The output must match the entries below exactly, with pictures removed.

--

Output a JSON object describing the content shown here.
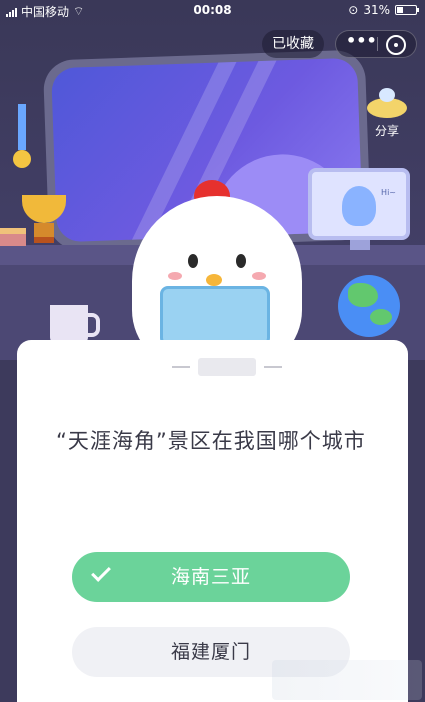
{
  "status_bar": {
    "carrier": "中国移动",
    "time": "00:08",
    "battery_percent_text": "31%",
    "battery_level": 0.31,
    "icons": [
      "signal-icon",
      "wifi-icon",
      "rotation-lock-icon",
      "battery-icon"
    ]
  },
  "header": {
    "favorited_label": "已收藏",
    "more_icon": "more-dots-icon",
    "close_icon": "close-circle-icon",
    "share_label": "分享"
  },
  "scene": {
    "monitor_text": "Hi~"
  },
  "quiz": {
    "question": "“天涯海角”景区在我国哪个城市",
    "options": [
      {
        "label": "海南三亚",
        "state": "correct",
        "icon": "check-icon"
      },
      {
        "label": "福建厦门",
        "state": "normal"
      }
    ]
  },
  "colors": {
    "correct": "#6bd39a",
    "background": "#3d3a5c",
    "card": "#ffffff"
  }
}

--

### Output below
Output a JSON object describing the content shown here.
{
  "status_bar": {
    "carrier": "中国移动",
    "time": "00:08",
    "battery_percent_text": "31%",
    "battery_level": 0.31,
    "icons": [
      "signal-icon",
      "wifi-icon",
      "rotation-lock-icon",
      "battery-icon"
    ]
  },
  "header": {
    "favorited_label": "已收藏",
    "more_icon": "more-dots-icon",
    "close_icon": "close-circle-icon",
    "share_label": "分享"
  },
  "scene": {
    "monitor_text": "Hi~"
  },
  "quiz": {
    "question": "“天涯海角”景区在我国哪个城市",
    "options": [
      {
        "label": "海南三亚",
        "state": "correct",
        "icon": "check-icon"
      },
      {
        "label": "福建厦门",
        "state": "normal"
      }
    ]
  },
  "colors": {
    "correct": "#6bd39a",
    "background": "#3d3a5c",
    "card": "#ffffff"
  }
}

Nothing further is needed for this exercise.